“I was working mainly with teachers and teaching them on energy literacy and how to teach kids about energy and was approached with an opportunity with my co-author, a middle school science teacher, to collaborate on a book,” said Twamley.
Her books are geared toward middle-school aged students and put a fun spin on climate change and renewable energy.
“Those are really two important topics for our future. It’s really about creating the next generation, not only of learners but of leaders who can make sure that our planet is green and healthy,” explained Twamley.
“Her books are funny. They take on topics of burps, farts, and greenhouse gasses, so what kid doesn’t love that and love learning about that and talking about that and being allowed to laugh about that,” said Travis Raske, Baxter Elementary Technology Integrationist and Media Specialist.
Every year, the Parent Teacher Organization at Baxter Elementary sponsors an author to come in and speak to the students.

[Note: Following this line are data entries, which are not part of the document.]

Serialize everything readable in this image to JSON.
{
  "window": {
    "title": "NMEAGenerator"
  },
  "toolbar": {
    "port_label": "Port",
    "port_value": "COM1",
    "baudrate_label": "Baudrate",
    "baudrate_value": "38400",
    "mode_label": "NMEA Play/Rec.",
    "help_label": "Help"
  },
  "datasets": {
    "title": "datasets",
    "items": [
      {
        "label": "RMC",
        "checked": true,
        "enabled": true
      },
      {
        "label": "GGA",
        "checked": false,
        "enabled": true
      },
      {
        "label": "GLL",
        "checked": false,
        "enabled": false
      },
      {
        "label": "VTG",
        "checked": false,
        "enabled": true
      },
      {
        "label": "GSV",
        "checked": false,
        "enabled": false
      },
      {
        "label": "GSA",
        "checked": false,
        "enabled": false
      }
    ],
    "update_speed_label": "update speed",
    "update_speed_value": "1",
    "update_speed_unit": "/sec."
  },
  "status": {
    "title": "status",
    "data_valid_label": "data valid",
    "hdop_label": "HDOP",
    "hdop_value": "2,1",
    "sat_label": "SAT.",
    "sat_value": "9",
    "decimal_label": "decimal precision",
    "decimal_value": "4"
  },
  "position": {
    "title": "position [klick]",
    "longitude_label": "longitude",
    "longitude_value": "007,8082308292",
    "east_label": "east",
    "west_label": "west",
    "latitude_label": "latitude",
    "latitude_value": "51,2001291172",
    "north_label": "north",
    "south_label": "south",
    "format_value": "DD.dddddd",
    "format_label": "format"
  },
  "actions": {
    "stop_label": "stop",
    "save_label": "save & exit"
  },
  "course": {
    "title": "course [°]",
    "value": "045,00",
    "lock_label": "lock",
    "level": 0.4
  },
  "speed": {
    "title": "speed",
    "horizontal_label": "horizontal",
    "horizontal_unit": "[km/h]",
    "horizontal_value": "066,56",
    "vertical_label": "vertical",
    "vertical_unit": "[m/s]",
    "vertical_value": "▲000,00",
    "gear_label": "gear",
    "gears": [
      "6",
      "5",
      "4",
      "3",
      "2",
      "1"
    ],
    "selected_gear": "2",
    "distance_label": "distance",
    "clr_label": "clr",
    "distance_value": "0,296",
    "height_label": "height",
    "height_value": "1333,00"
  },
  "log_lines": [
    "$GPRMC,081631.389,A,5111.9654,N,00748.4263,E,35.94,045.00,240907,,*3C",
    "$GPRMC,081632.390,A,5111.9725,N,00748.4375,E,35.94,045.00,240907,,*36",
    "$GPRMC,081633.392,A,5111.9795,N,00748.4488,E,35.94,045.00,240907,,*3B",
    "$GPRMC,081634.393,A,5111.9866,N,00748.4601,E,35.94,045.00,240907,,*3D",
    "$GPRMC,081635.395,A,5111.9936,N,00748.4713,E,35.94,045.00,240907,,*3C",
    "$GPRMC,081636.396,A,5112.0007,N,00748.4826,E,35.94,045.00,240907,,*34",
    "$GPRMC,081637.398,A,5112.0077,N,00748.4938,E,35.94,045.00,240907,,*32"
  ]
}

“To see someone who has gone through school, have a career and a job in life that they love and enjoy and that relates to some of the very things that they are doing here everyday,” said Baxter Elementary School Principal Tammy Stellmach.
Twamley talked with the students about renewable energy and also the steps that go into writing a book. After the presentation, the students did an activity where they created their own energy-saving superhero.
“They were thinking about how somebody could save energy, what energy is worth saving, and how a superhero could help do that,” explained Twamley.
For the staff at Baxter Elementary, in addition to learning to take care of the environment, it is important to show the students where their future careers could take them.
“We read books and we see pictures and we don’t realize that there’s actually a person that’s writing those words. That’s their ideas. We’re now reading somebody else’s ideas and those people could be in our community. We don’t have to be from a far away place or a big city,” said Raske. “They can come right from our little Baxter Elementary School.”
Twamley also visited Lowell Elementary, and by the end of her stay will have spoken with around a thousand students in the Brainerd School District.